Treasures of the Valley » Mike Lawler

Bonetto’s Feed and Fuel – A Landmark Business

Anyone who grew up in our valley in the ‘50s and ‘60s is familiar with Bonetto’s Feed and Fuel. The store sat central in the Crescenta Valley, on the southwest corner of La Crescenta and Montrose avenues. A long rambling brick building ran west along Montrose Avenue, its shelves stocked with canning supplies, animal remedies, gardening tools and insecticides, while a big barn full of hay, firewood and sacks of feed stood to the south. It was run by the Bonetto brothers, Tom and Bart, both community leaders. They lived in two side-by-side homes just around the corner on Manhattan Avenue.

Mike Lawler is the former  president of the Historical Society of the Crescenta Valley and loves local history. Reach him at
Mike Lawler is the former
president of the Historical Society
of the Crescenta Valley and loves local history. Reach him at

The feed business started in 1922 with Emil Busch, the father of Tom Bonetto’s future wife Florence. He had a chicken ranch and discovered that he could buy his chicken feed wholesale by starting a feed business. Those were boom years in the valley, and Emil soon found his feed business was so popular that it interfered with his chicken ranching. After one year he sold the growing business to the two young Bonetto brothers. They were the only two sons of Italian immigrants Tommaso and Josephine Bonetto. The Bonetto family had bought acreage in CV around 1905 and so, in 1923, Tom and Bart set up a storefront for their new feed business on the corner of the family’s property, at La Crescenta and Montrose avenues.

That was a great time to start a business here. New residents flocked to the area in the ‘20s, and many of them had livestock and gardens, ensuring a steady stream of customers for the new business. The brothers supplied firewood and coal as well for the relatively small requirements of our mild winters. Quite often their stock could be delivered to the store by rail, as the Glendale and Montrose Railway’s electric trolley tracks ran on Montrose Avenue. Electrically-powered freight cars loaded and unloaded at a freight platform right in front of the store.

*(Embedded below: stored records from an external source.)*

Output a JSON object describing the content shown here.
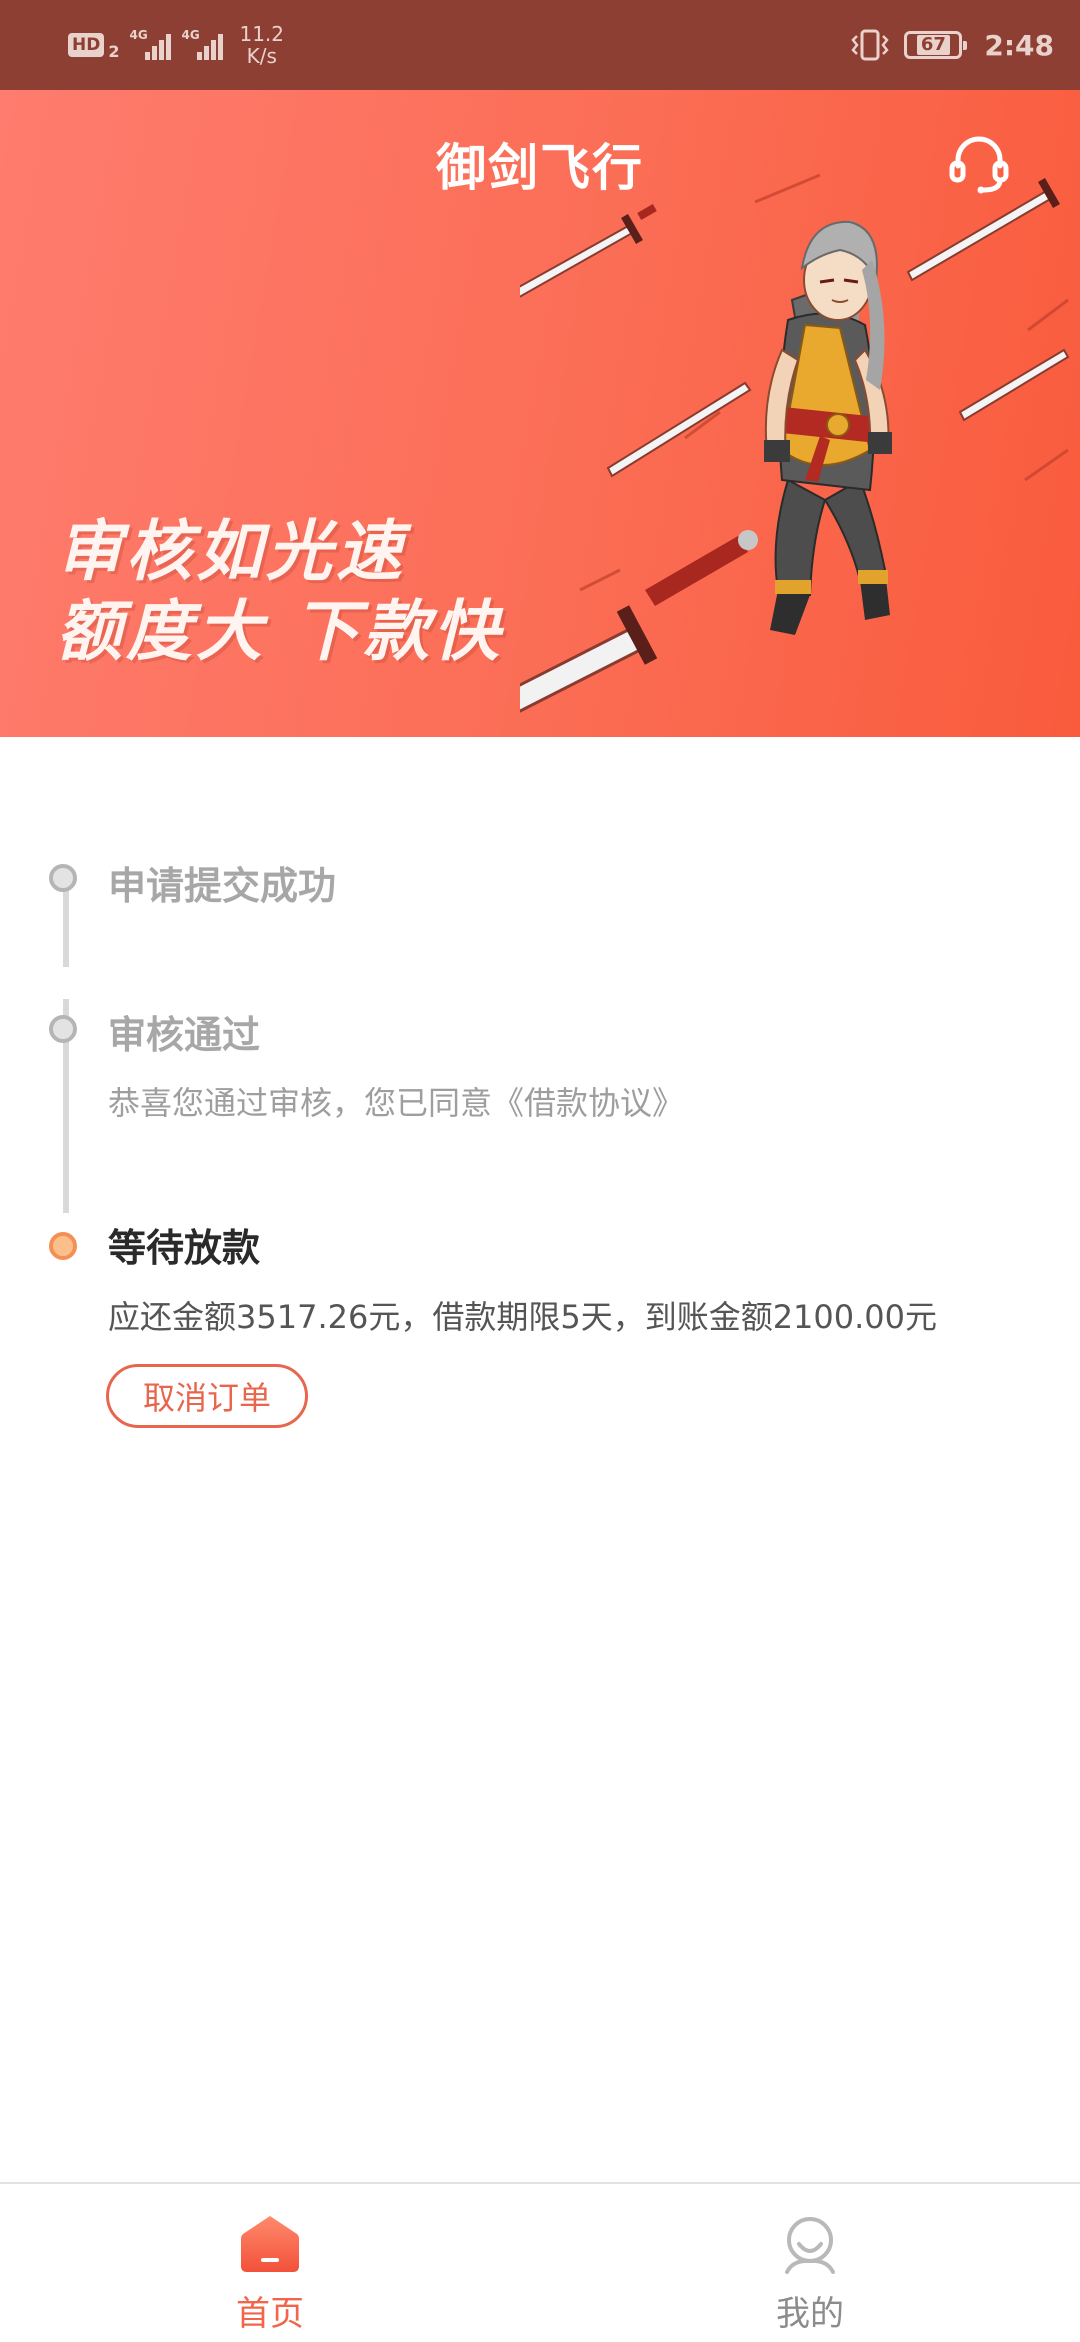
{
  "status_bar": {
    "hd_label": "HD",
    "hd_sim": "2",
    "network_1": "4G",
    "network_2": "4G",
    "speed_value": "11.2",
    "speed_unit": "K/s",
    "battery": "67",
    "time": "2:48"
  },
  "header": {
    "title": "御剑飞行",
    "support_icon": "headset-icon",
    "slogan_line1": "审核如光速",
    "slogan_line2": "额度大 下款快"
  },
  "timeline": {
    "steps": [
      {
        "title": "申请提交成功",
        "status": "done"
      },
      {
        "title": "审核通过",
        "desc": "恭喜您通过审核，您已同意《借款协议》",
        "status": "done"
      },
      {
        "title": "等待放款",
        "desc": "应还金额3517.26元，借款期限5天，到账金额2100.00元",
        "status": "current",
        "action": "取消订单"
      }
    ]
  },
  "bottom_nav": {
    "items": [
      {
        "label": "首页",
        "icon": "home-icon",
        "active": true
      },
      {
        "label": "我的",
        "icon": "profile-icon",
        "active": false
      }
    ]
  },
  "colors": {
    "accent": "#f2654a",
    "status_bar": "#8e3f33",
    "banner_start": "#ff7c6e",
    "banner_end": "#f95b3c",
    "current_dot": "#f58f55",
    "done_dot": "#b5b5b5"
  }
}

The two brothers became community leaders, Bart active in the Rotary Club and Tom in the Odd Fellows, CV Water District and American Legion.
In fact the Bonetto family donated the land that the American Legion Hall sits on today along La Crescenta Avenue. Tom’s wife Florence was somewhat of a gender anomaly for that era, in that she was highly educated. In the ‘20s she drove herself each day to UCLA where she earned a bachelor’s degree in history, followed by a masters from Berkeley. She was classmates with another student breaking stereotypes, African-American Ralph Bunche, and they shared their class notes with each other. Bunche later went on to win the Nobel Prize, the first American of color to do so, and Florence went on to teach history at the college level.

As the decades went on, the business of Bonetto Feed and Fuel changed. They had started with chicken feed, grain and hay for livestock, and bags of coal for newly moved easterners who were used to coal fire as a heating source. During WWII, the needs of the valley shifted to gardening supplies and seeds for “Victory Gardens” and feed for rabbits raised for meals on the meat-deprived home front. As the post-war valley became a suburban paradise, the shelves were stocked with bare-root roses, lawn supplies and firewood. But throughout the store’s history, it remained a time capsule from another era, with a small Midwestern town “general store” atmosphere.

By 1971, it was time for Tom and Bart Bonetto to retire. They sold their inventory and the land the store sat on. The brick building came down and today an apartment building occupies the same footprint as the old store did. Although the store is gone and all the Bonetto descendants have moved away, a legacy of the Bonetto family remains. In 2007, the beautifully preserved Bonetto House at 2819 Manhattan Ave. was declared a Glendale Historic Landmark. In doing so, the city acknowledged not just the loving restoration done by the home’s new owner, but also the contributions of the Bonetto family to the development of the Crescenta Valley.